Twenty-Two: 14 September 1971
Deciding how to end Who Killed Kennedy was always a problem. Even when the Kennedy assassination was adopted as the setting for the book's finale, finding a credible way to weave that into the narrative was challenging. To be honest, I don't believe I succeeded. This chapter is the awkward transition from a British conspiracy involving UNIT to the murder of a US president nearly a decade earlier.

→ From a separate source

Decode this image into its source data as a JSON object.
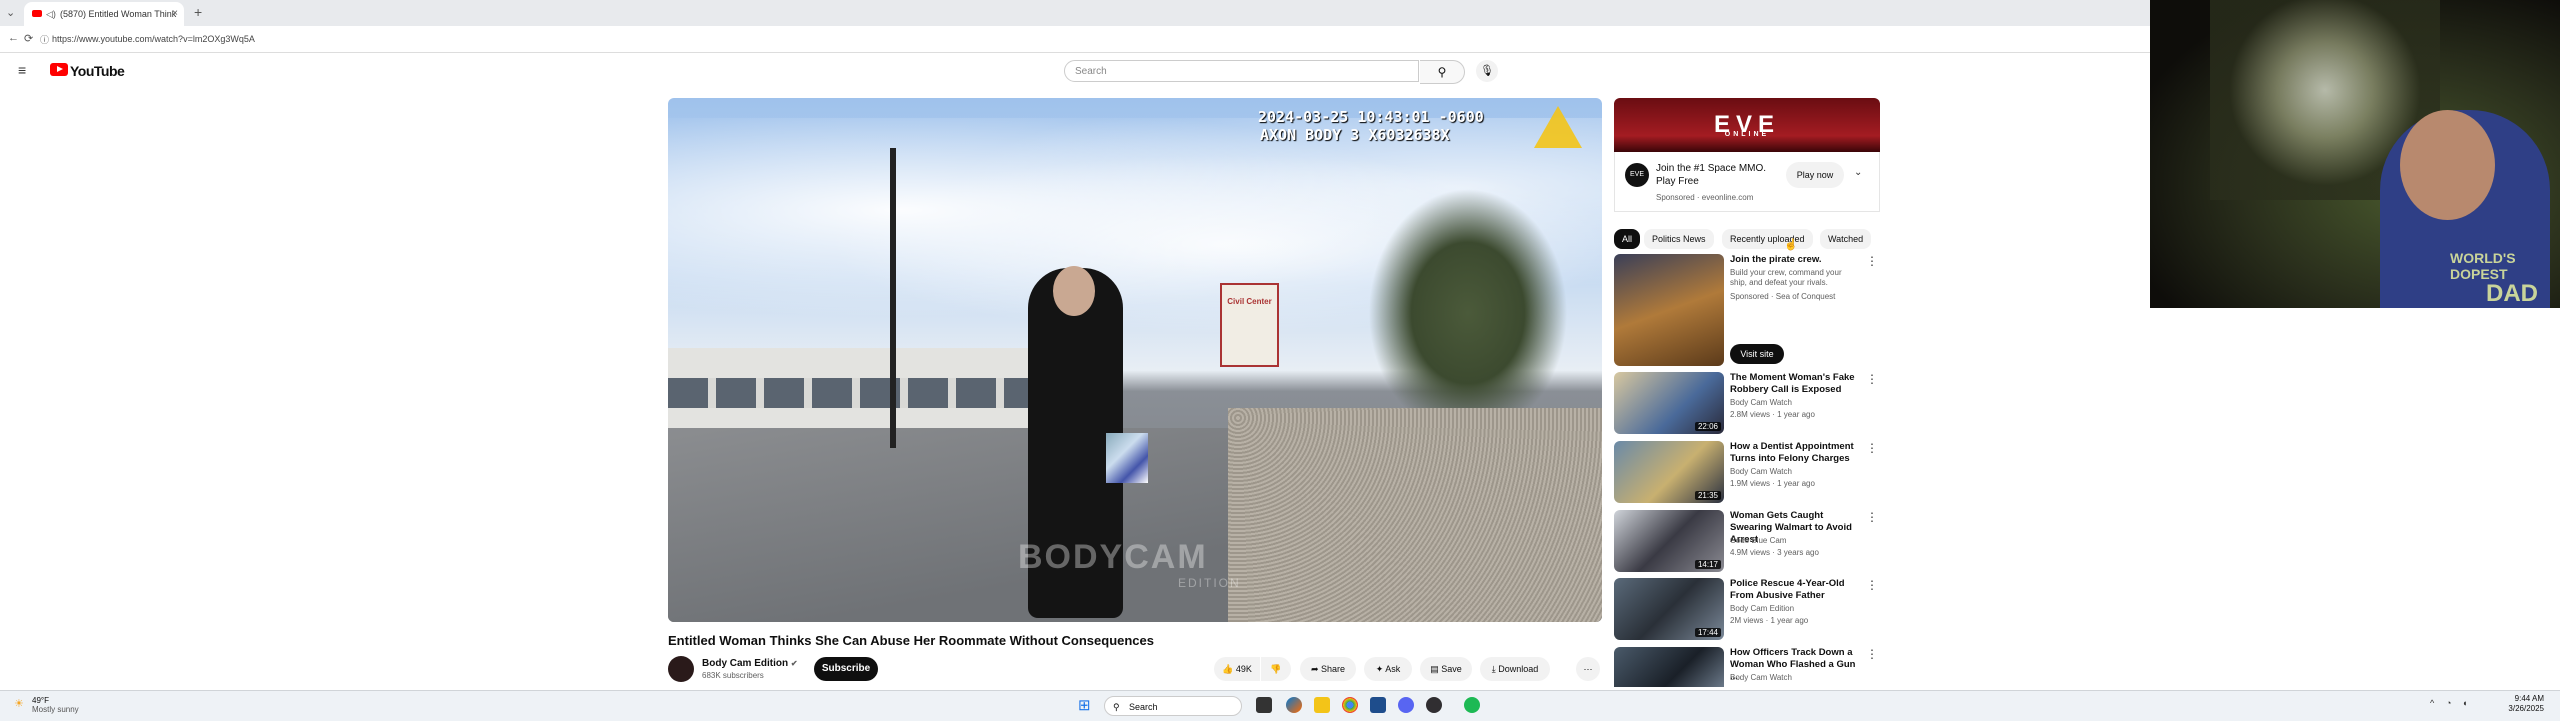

Stevens gets a message to call the Doctor, who rattles off a bunch of technobabble and sends the journalist back through time to prevent a plan hatched by the Master involving Private Cleary. 'You can't expect me to actually believe any of what you're saying,' Stevens says repeatedly. I was once given a list of terms coined by science fiction writers about recurring clichés of the genre, called something like the Turkey City Lexicon. Among these clichés is characters who mouth the thoughts of the writers; often without the author realising it is happening. The phenomenon is known as 'Signal From Fred' and in this chapter Stevens keeps trying to give me a Signal From Fred. Alas, I wasn't paying attention. Such is life.

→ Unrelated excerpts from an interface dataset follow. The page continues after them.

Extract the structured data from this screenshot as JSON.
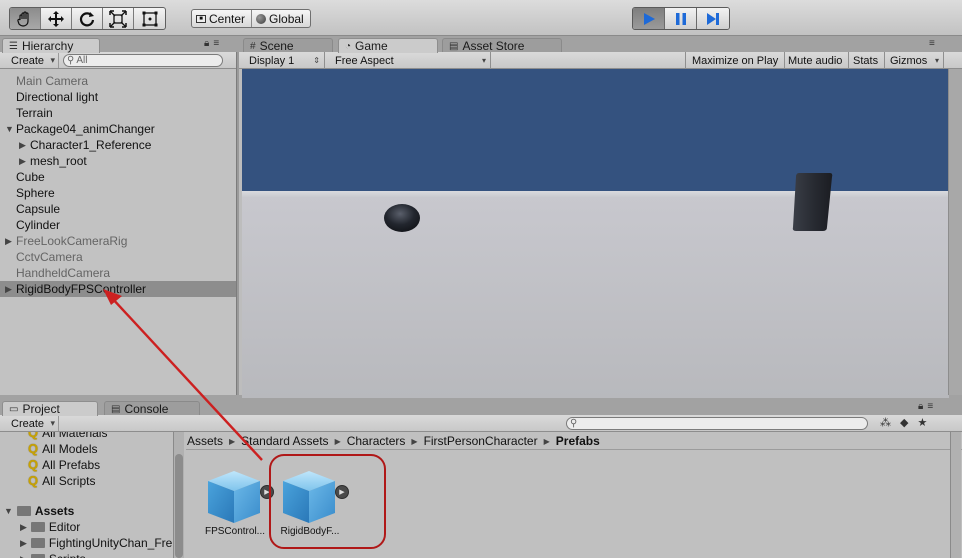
{
  "toolbar": {
    "transform_tools": [
      "hand-tool-icon",
      "move-tool-icon",
      "rotate-tool-icon",
      "scale-tool-icon",
      "rect-tool-icon"
    ],
    "pivot_label": "Center",
    "space_label": "Global",
    "play_controls": [
      "play-icon",
      "pause-icon",
      "step-icon"
    ],
    "play_accent": "#1e6ad8"
  },
  "hierarchy": {
    "tab_label": "Hierarchy",
    "create_label": "Create",
    "search_placeholder": "All",
    "items": [
      {
        "label": "Main Camera",
        "indent": 0,
        "style": "grey",
        "arrow": ""
      },
      {
        "label": "Directional light",
        "indent": 0,
        "style": "normal",
        "arrow": ""
      },
      {
        "label": "Terrain",
        "indent": 0,
        "style": "normal",
        "arrow": ""
      },
      {
        "label": "Package04_animChanger",
        "indent": 0,
        "style": "normal",
        "arrow": "down"
      },
      {
        "label": "Character1_Reference",
        "indent": 1,
        "style": "normal",
        "arrow": "right"
      },
      {
        "label": "mesh_root",
        "indent": 1,
        "style": "normal",
        "arrow": "right"
      },
      {
        "label": "Cube",
        "indent": 0,
        "style": "normal",
        "arrow": ""
      },
      {
        "label": "Sphere",
        "indent": 0,
        "style": "normal",
        "arrow": ""
      },
      {
        "label": "Capsule",
        "indent": 0,
        "style": "normal",
        "arrow": ""
      },
      {
        "label": "Cylinder",
        "indent": 0,
        "style": "normal",
        "arrow": ""
      },
      {
        "label": "FreeLookCameraRig",
        "indent": 0,
        "style": "grey",
        "arrow": "right"
      },
      {
        "label": "CctvCamera",
        "indent": 0,
        "style": "grey",
        "arrow": ""
      },
      {
        "label": "HandheldCamera",
        "indent": 0,
        "style": "grey",
        "arrow": ""
      },
      {
        "label": "RigidBodyFPSController",
        "indent": 0,
        "style": "selected",
        "arrow": "right"
      }
    ]
  },
  "center_tabs": {
    "scene": "Scene",
    "game": "Game",
    "asset_store": "Asset Store"
  },
  "game_bar": {
    "display": "Display 1",
    "aspect": "Free Aspect",
    "maximize": "Maximize on Play",
    "mute": "Mute audio",
    "stats": "Stats",
    "gizmos": "Gizmos"
  },
  "game_view_colors": {
    "sky": "#34527f",
    "ground": "#c4c5ca"
  },
  "bottom_tabs": {
    "project": "Project",
    "console": "Console"
  },
  "project": {
    "create_label": "Create",
    "search_placeholder": "",
    "favorites": [
      "All Materials",
      "All Models",
      "All Prefabs",
      "All Scripts"
    ],
    "assets_root": "Assets",
    "folders": [
      "Editor",
      "FightingUnityChan_Fre",
      "Scripts"
    ],
    "breadcrumb": [
      "Assets",
      "Standard Assets",
      "Characters",
      "FirstPersonCharacter",
      "Prefabs"
    ],
    "prefabs": [
      {
        "label": "FPSControl..."
      },
      {
        "label": "RigidBodyF..."
      }
    ]
  },
  "annotation": {
    "arrow_color": "#cc2020",
    "highlight_color": "#b01818"
  }
}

During the phone conversation the Doctor says Dodo died before her time. Looking back on Who Killed Kennedy now, if the Kennedy element had not been included, then the Doctor's line of dialogue might have provided another ending. Stevens could have used the Time Ring to travel back to Dodo's murder and saved her. Cleary would have been present and perhaps even the Master. During early discussions for Who Killed Kennedy, Virgin editor Rebecca 'Bex' Levene and I batted around many ideas for how to finish the book. Among them was explaining how the Delgado Master had to regenerate into another incarnation. All that could have been worked around the attempt to murder Dodo. At least it would have kept the finale of the book within its own milieu, rather than suddenly jerking the reader across the Atlantic to Dallas of 1963.
The Master's plot involving JFK is pretty hard to fathom. Does he want the president killed? Or is he trying to pervert the course of history by averting JFK's assassination? I got into the same sort of muddle in The Domino Effect, an Eight Doctor novel I wrote that was published in 2003. I didn't believe my own ending and, as a result, the book comes unstuck at the finish - just when it should be coming together. As a writer you always hope to progress, to learn from your mistakes. But some mistakes keep coming back to haunt you...
The Doctor ponders out loud whether free will is or isn't an illusion - a reference back to Inferno, if I recall correctly.